Michael Pascoe writes:
A principle of good government is to seek to limit the opportunities for corruption, to root out structures that encourage or at least lend themselves to corrupt practice. Unfortunately Senator Coonan’s mole hill of media reform yesterday seeks to confirm the existing structural corruption instead.
It could be argued that the record of Australian media laws and regulations is one long trail of corruption evidence – governments of both colours abandoning principle to curry favour with or avoid antagonising key media corporations. Nothing’s changed.
The easiest example is leaving the issue of foreign ownership of Australian media at Peter Costello’s discretion. There’s no difference really between that and, say, leaving the issues of PNG logging contracts or Indonesian construction contracts at the relevant local minister’s discretion.
Get Crikey FREE to your inbox every weekday morning with the Crikey Worm.
The Treasurer has already shown he can’t be trusted with that responsibility. Foreign ownership of newspapers is already a matter of the Treasurer’s discretion. It’s discretion he has used to the benefit of Rupert Murdoch’s News Ltd – arguably the most powerful media voice in the land and one that has the potential to become considerably more powerful under Senator Coonan’s reforms.

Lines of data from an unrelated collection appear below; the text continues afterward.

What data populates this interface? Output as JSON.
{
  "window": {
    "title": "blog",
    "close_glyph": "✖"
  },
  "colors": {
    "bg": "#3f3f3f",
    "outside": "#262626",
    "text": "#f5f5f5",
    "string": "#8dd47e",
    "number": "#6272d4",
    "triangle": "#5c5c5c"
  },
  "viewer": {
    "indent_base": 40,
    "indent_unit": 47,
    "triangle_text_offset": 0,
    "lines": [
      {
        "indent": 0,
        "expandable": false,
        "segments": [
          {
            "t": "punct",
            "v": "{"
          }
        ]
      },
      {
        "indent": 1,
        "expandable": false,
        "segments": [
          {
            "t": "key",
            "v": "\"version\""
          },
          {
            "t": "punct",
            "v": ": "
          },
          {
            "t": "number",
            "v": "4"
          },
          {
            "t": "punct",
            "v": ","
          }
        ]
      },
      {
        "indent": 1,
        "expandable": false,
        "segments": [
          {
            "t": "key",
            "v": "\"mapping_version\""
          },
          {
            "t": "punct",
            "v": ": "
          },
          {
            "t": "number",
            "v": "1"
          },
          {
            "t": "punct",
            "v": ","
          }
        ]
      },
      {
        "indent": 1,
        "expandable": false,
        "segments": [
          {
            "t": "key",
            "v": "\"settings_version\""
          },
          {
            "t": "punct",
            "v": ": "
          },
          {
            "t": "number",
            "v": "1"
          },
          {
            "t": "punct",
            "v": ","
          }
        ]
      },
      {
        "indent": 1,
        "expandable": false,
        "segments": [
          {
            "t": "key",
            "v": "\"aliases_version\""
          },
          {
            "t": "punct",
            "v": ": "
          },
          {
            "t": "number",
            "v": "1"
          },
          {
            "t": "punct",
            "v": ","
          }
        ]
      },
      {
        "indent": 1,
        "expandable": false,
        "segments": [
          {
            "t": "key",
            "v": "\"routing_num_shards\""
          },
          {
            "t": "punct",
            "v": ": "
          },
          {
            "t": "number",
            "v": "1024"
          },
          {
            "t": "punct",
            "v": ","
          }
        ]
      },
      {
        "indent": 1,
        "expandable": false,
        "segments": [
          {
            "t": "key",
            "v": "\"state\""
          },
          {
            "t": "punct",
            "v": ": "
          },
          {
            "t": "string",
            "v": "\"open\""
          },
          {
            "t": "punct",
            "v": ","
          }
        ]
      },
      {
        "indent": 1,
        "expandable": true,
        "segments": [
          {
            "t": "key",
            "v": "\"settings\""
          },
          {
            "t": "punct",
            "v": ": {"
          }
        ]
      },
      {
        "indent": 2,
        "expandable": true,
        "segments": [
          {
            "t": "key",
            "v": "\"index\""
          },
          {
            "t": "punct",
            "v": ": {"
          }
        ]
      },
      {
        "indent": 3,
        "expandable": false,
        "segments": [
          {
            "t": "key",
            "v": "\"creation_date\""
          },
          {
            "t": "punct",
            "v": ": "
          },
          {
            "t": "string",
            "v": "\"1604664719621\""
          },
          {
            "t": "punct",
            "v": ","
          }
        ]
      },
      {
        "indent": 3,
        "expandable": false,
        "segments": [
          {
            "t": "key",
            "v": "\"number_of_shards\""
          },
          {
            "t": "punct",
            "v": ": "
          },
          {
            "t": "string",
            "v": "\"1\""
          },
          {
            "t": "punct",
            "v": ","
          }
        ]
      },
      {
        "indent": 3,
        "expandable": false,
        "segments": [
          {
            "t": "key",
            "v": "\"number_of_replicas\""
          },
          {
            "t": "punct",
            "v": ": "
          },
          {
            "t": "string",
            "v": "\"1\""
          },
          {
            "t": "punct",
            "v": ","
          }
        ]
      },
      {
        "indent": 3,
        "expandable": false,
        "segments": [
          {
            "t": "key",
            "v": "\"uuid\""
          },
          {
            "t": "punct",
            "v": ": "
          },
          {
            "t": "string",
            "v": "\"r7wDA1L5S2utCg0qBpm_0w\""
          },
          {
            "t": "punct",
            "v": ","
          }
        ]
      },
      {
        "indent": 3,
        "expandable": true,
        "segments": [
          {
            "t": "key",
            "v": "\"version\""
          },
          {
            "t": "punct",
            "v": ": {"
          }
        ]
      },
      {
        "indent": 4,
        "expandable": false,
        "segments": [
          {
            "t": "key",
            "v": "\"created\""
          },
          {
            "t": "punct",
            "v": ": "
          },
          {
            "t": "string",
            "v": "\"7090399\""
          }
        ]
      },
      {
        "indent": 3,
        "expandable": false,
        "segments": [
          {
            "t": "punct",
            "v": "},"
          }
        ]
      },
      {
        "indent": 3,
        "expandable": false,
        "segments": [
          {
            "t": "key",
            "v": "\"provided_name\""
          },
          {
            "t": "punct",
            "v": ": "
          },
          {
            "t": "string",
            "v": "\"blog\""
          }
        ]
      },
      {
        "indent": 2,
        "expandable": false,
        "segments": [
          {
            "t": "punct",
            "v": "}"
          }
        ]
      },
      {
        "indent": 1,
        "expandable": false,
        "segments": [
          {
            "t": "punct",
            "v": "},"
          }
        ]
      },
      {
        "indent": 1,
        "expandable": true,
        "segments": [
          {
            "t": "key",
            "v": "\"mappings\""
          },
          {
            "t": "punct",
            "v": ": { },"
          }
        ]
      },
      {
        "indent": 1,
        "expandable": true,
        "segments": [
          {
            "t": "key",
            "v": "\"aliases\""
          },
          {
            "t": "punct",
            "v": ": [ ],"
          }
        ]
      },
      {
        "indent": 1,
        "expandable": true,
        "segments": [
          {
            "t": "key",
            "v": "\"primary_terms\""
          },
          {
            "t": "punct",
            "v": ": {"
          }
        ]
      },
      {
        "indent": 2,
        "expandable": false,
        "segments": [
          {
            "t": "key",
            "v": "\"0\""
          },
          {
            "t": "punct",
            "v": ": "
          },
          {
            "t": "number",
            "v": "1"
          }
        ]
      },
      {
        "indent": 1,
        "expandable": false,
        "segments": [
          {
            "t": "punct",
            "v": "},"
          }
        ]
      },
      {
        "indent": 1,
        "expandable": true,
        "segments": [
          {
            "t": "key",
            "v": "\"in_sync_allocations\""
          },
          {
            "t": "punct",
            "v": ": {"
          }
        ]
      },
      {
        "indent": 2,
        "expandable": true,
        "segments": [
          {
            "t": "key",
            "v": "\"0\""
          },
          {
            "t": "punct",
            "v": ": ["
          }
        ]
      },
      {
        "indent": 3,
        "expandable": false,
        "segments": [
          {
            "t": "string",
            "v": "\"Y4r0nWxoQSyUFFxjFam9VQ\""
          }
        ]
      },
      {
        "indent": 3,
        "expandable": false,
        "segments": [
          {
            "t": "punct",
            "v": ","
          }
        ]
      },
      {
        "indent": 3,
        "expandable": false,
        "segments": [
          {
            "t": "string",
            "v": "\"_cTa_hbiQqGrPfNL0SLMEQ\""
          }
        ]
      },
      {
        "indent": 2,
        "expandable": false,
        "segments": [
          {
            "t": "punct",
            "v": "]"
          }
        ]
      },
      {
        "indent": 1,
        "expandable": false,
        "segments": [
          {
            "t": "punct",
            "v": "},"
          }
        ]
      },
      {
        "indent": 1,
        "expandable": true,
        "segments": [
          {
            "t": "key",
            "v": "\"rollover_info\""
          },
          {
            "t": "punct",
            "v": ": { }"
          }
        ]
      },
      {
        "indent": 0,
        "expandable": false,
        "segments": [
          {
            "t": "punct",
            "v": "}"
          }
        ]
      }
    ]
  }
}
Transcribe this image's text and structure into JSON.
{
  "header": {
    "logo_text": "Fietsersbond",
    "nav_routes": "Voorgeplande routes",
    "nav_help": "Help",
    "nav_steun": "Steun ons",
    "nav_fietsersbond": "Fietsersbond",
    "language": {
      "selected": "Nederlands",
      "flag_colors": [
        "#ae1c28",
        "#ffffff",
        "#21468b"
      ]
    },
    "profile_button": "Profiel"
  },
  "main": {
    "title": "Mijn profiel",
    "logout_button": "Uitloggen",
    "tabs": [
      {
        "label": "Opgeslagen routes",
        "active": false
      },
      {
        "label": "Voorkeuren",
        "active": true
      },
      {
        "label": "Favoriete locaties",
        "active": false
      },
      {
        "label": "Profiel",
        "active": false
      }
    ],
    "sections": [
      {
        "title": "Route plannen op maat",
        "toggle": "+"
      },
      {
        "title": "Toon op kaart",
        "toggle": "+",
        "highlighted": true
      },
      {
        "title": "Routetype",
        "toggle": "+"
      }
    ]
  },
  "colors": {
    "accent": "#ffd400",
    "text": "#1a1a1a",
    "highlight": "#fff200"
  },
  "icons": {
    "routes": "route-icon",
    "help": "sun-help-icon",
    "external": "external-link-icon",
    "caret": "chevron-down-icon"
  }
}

As we have documented in Crikey before, the Treasurer’s discretion has benefited Murdoch by preventing a foreign media company starting a new Adelaide newspaper in competition with News’s Advertiser. Even more stunning while blocking a Murdoch competitor, the Treasurer has exercised his discretion in interpreting “no new newspaper” to mean “ no new newspaper business” to allow the 100 per cent foreign entity News Corporation to itself start new newspapers here.
If you aspire to become Prime Minister of Australia, the record shows it helps to have the approval and support of most of the newspapers in the country, especially when those newspapers are controlled by someone who is happy to “align” their editorial policy to suit his political and business interests.
It would be an extremely rare politician who could withstand the temptation of being compromised. Certainly there’s no such politician on our horizon.